■ Material for the task ■
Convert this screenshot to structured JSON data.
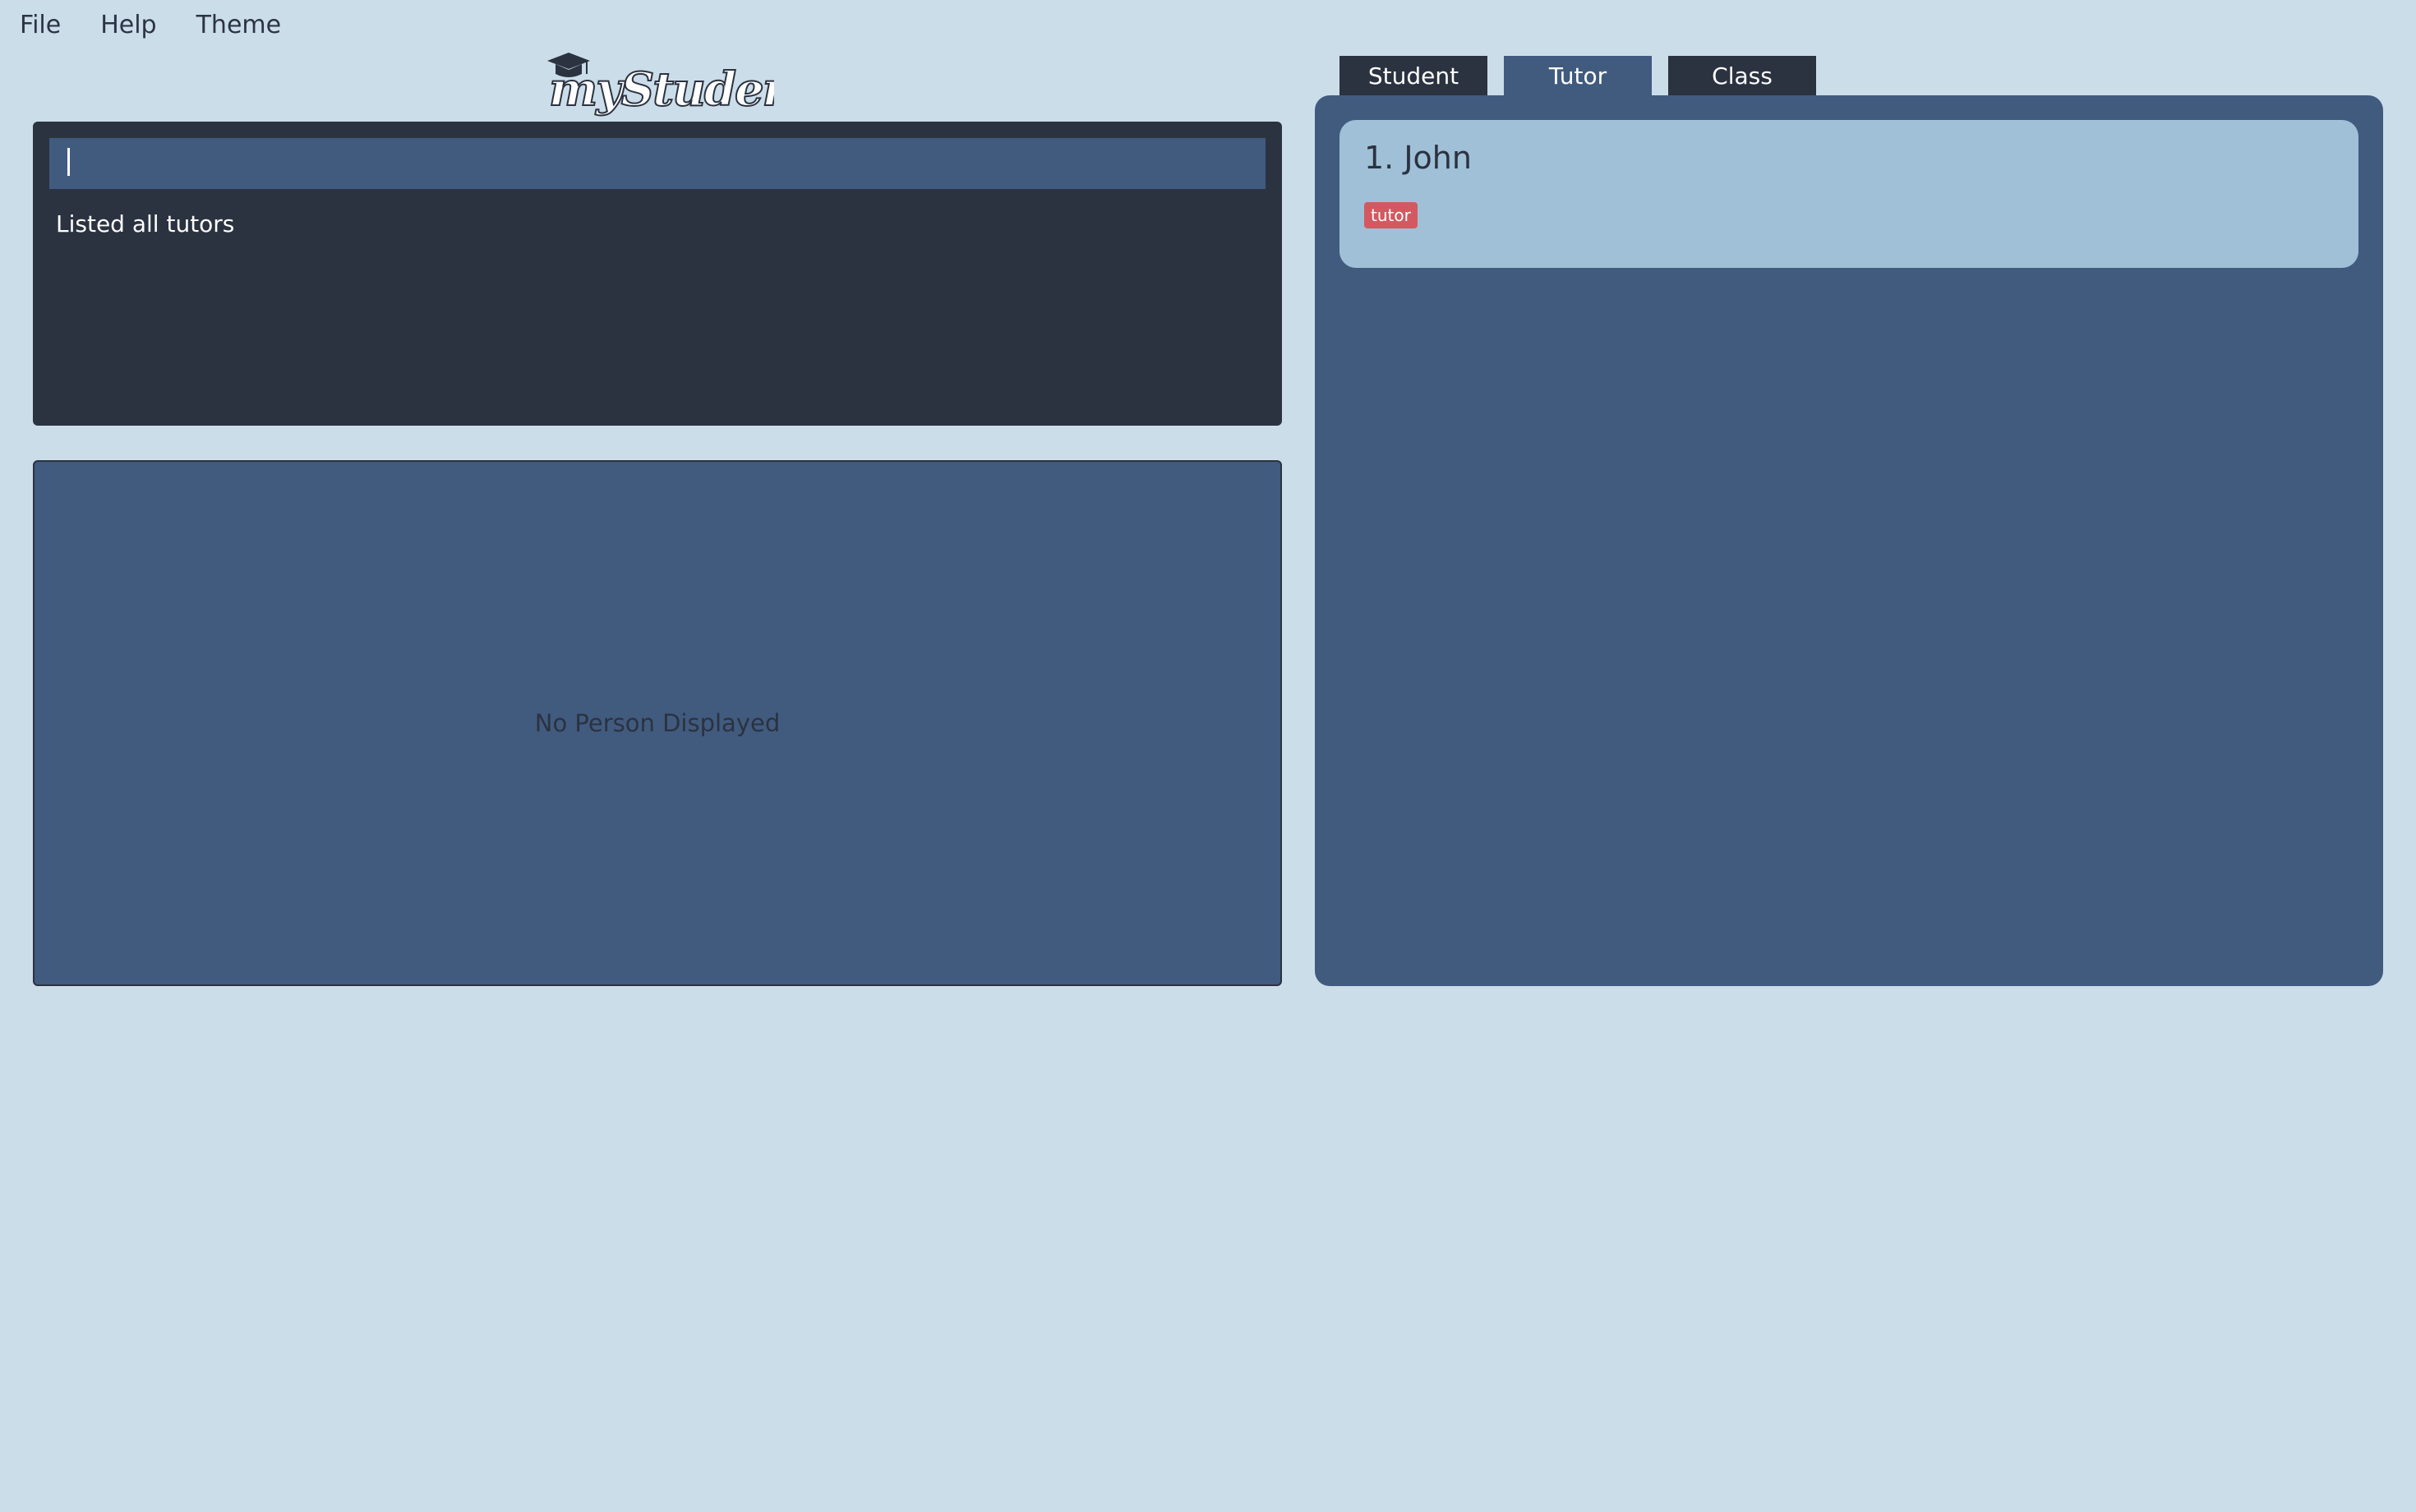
{
  "menu": {
    "items": [
      {
        "label": "File"
      },
      {
        "label": "Help"
      },
      {
        "label": "Theme"
      }
    ]
  },
  "logo": {
    "text": "myStudent",
    "icon": "graduation-cap-icon"
  },
  "command": {
    "value": "",
    "result": "Listed all tutors"
  },
  "detail": {
    "empty_text": "No Person Displayed"
  },
  "tabs": [
    {
      "label": "Student",
      "active": false
    },
    {
      "label": "Tutor",
      "active": true
    },
    {
      "label": "Class",
      "active": false
    }
  ],
  "list": {
    "items": [
      {
        "name": "1. John",
        "tags": [
          "tutor"
        ]
      }
    ]
  },
  "colors": {
    "background": "#cbdde9",
    "dark_panel": "#2b3240",
    "blue_panel": "#415b7f",
    "card": "#9fc0d6",
    "tag": "#d4585f"
  }
}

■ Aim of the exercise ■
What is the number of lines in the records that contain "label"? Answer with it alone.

■ Solution for this exercise ■
6